(Entries from a dataset of interfaces)

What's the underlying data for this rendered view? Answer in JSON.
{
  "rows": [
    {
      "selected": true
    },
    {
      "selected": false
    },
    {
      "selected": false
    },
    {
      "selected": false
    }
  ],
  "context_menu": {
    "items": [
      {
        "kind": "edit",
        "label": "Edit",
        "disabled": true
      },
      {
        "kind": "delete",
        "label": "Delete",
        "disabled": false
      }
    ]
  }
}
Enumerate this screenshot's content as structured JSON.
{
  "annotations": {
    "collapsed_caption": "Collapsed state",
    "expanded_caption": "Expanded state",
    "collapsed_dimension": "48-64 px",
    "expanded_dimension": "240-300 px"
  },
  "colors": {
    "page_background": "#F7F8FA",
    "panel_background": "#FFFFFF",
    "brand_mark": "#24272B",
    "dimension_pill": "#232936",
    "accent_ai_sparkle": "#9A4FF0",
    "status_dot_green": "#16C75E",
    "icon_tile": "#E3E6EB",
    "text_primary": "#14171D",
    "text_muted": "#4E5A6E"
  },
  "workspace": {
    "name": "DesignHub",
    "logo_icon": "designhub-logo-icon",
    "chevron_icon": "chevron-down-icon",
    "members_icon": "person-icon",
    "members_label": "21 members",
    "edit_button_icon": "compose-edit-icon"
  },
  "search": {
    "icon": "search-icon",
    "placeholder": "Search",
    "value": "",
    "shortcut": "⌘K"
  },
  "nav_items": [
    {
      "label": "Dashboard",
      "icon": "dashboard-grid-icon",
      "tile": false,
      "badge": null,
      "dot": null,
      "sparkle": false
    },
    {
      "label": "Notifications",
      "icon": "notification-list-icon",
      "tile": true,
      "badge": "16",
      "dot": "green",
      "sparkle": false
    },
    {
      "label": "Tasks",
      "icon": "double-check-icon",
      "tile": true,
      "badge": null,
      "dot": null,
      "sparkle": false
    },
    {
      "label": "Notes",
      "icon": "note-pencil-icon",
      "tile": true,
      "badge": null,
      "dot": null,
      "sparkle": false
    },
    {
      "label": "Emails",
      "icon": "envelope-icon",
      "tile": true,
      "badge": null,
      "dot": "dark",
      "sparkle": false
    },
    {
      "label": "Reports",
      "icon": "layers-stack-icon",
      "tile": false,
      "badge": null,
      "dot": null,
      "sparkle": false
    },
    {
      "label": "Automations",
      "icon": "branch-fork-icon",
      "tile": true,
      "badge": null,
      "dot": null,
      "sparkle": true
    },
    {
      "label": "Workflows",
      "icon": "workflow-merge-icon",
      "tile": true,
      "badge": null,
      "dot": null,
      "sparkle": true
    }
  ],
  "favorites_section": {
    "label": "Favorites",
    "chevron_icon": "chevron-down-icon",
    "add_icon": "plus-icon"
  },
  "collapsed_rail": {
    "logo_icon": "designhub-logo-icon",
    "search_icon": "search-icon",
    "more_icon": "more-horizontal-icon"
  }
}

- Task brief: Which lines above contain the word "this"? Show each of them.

- Expected output:
What's the underlying data for this rendered view? Answer in JSON.
Enumerate this screenshot's content as structured JSON.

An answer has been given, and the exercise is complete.